-- Brief --
Every picture is to be removed, and all the data is to be copied exactly.

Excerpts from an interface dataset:
____
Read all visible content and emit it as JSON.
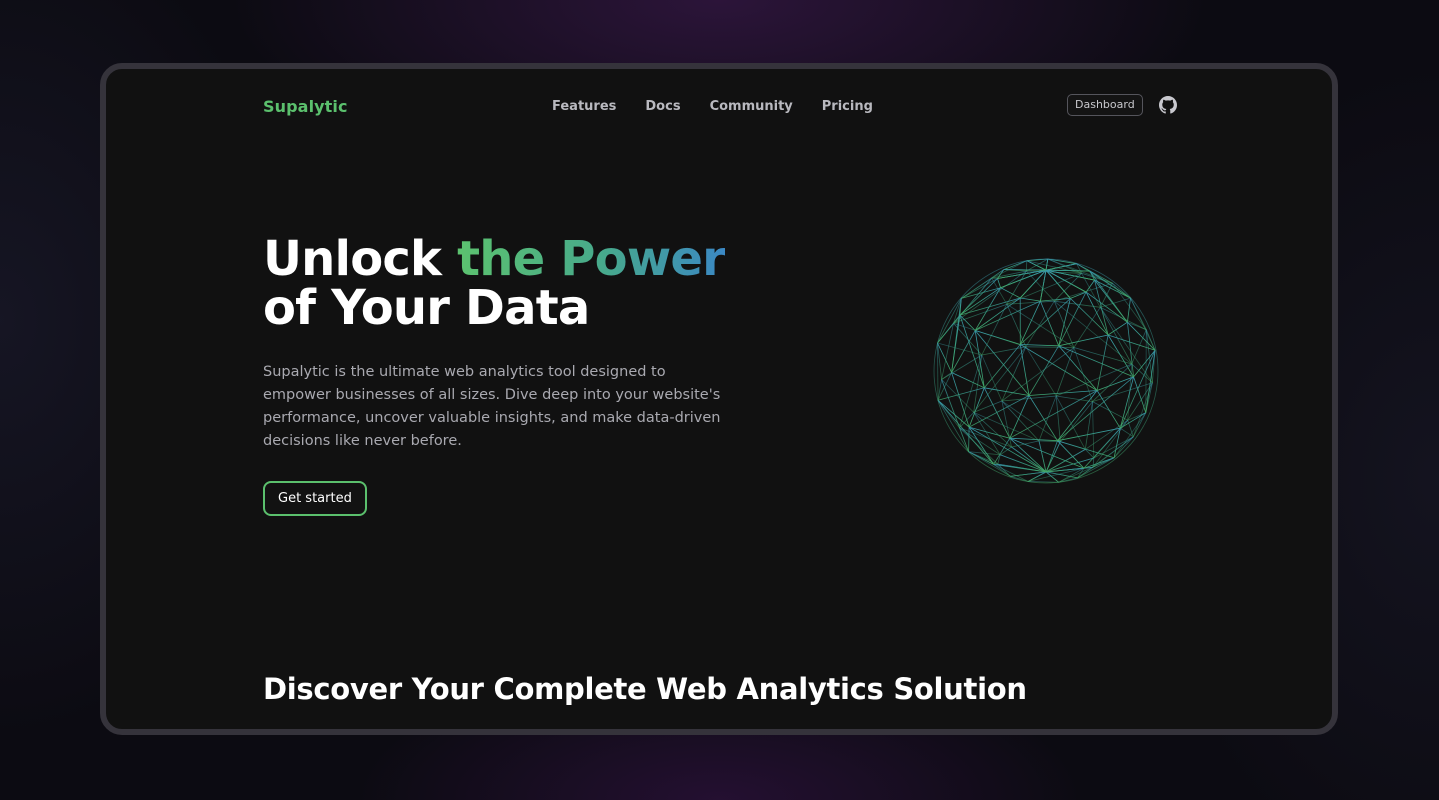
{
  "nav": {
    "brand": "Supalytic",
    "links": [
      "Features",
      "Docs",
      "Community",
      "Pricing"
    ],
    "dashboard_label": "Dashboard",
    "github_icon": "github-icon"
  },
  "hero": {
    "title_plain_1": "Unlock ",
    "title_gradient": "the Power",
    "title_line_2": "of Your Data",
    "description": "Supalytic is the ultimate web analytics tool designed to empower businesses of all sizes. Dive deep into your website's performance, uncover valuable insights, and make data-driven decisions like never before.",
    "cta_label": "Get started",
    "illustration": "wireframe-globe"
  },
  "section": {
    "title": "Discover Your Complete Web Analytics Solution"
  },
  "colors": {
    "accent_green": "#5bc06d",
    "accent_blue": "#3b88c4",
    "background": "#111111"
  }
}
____
-- Task output --
Read all visible content and emit it as JSON.
{
  "nav": {
    "brand": "Supalytic",
    "links": [
      "Features",
      "Docs",
      "Community",
      "Pricing"
    ],
    "dashboard_label": "Dashboard",
    "github_icon": "github-icon"
  },
  "hero": {
    "title_plain_1": "Unlock ",
    "title_gradient": "the Power",
    "title_line_2": "of Your Data",
    "description": "Supalytic is the ultimate web analytics tool designed to empower businesses of all sizes. Dive deep into your website's performance, uncover valuable insights, and make data-driven decisions like never before.",
    "cta_label": "Get started",
    "illustration": "wireframe-globe"
  },
  "section": {
    "title": "Discover Your Complete Web Analytics Solution"
  },
  "colors": {
    "accent_green": "#5bc06d",
    "accent_blue": "#3b88c4",
    "background": "#111111"
  }
}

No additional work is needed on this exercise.